What I really want to say is this. By fighting over this issue, you are creating bad memories. Weddings are supposed to create good memories. You are a role model for your daughter. How you behave and conduct yourself will be her model. So be careful because you don't want to be the one blamed for creating unpleasant memories of your daughter's wedding. This wedding is all about the bride and groom. It is not about your relationship with your siblings.
The good news is this. It is more than likely that your siblings will not attend your daughter's wedding after so many years of estrangement. They would probably find it too awkward knowing you wouldn't want them there.
My best advice is for you to make one simple compromise with your daughter. You are allowed to choose who sits at your table and she is allowed to invite your brother and older sister. Believe me, your family will be proud of you if you carry this off with dignity. Make the memories of your daughter's wedding happy ones. ~Didi
We like hearing from you at NewportManners.com and if we use your question, we're happy to post it anonymously. Your important questions help other readers to make better choices. Didi researches contemporary etiquette and all matters of manners at NewportManners.com. Or you can ask them on Didi Lorillard's Facebook page or on Twitter. Earlier GoLocalProv columns are listed below or can be accessed with a search.

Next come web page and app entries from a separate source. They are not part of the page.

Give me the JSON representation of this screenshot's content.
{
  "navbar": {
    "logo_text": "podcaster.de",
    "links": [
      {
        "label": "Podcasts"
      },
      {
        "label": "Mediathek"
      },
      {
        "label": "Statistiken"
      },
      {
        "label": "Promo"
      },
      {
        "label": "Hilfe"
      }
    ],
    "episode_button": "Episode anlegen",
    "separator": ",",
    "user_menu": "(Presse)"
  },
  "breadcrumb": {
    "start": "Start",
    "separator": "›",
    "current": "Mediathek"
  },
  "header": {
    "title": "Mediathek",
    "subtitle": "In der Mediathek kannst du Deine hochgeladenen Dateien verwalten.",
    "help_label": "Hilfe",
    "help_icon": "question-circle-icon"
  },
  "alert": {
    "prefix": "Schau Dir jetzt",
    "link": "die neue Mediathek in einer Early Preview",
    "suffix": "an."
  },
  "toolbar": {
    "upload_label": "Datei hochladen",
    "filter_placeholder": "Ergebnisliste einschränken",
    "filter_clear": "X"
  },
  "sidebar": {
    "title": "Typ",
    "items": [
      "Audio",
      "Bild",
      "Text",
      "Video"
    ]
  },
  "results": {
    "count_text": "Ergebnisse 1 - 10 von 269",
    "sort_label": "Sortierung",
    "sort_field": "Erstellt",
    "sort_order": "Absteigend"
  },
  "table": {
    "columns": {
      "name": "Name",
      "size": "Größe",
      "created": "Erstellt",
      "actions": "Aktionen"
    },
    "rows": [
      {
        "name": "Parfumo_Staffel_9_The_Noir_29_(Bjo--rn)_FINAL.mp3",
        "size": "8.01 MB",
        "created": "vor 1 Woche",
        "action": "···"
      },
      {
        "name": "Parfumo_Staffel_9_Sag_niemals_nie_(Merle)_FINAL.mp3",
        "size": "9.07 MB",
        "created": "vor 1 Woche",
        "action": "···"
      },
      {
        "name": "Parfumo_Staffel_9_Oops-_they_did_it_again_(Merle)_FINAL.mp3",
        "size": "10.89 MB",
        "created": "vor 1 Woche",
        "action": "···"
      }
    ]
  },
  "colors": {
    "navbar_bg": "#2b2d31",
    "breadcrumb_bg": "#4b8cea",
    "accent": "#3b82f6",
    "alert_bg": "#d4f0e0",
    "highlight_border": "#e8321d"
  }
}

- Newport Manners + Etiquette: Handling Rude Flight Attendants + More
- Newport Manners + Etiquette: Wedding Gift Etiquette + More
- Newport Manners + Etiquette: Who Pays For the Drinks + More
- Newport Manners + Etiquette: When Divorced Parents Must Deal With a Funeral
- Newport Manners + Etiquette: Book Club Etiquette
- Newport Manners + Etiquette: Dinner Guests From Hell + More
- Newport Manners + Etiquette: Handling Road Rage + More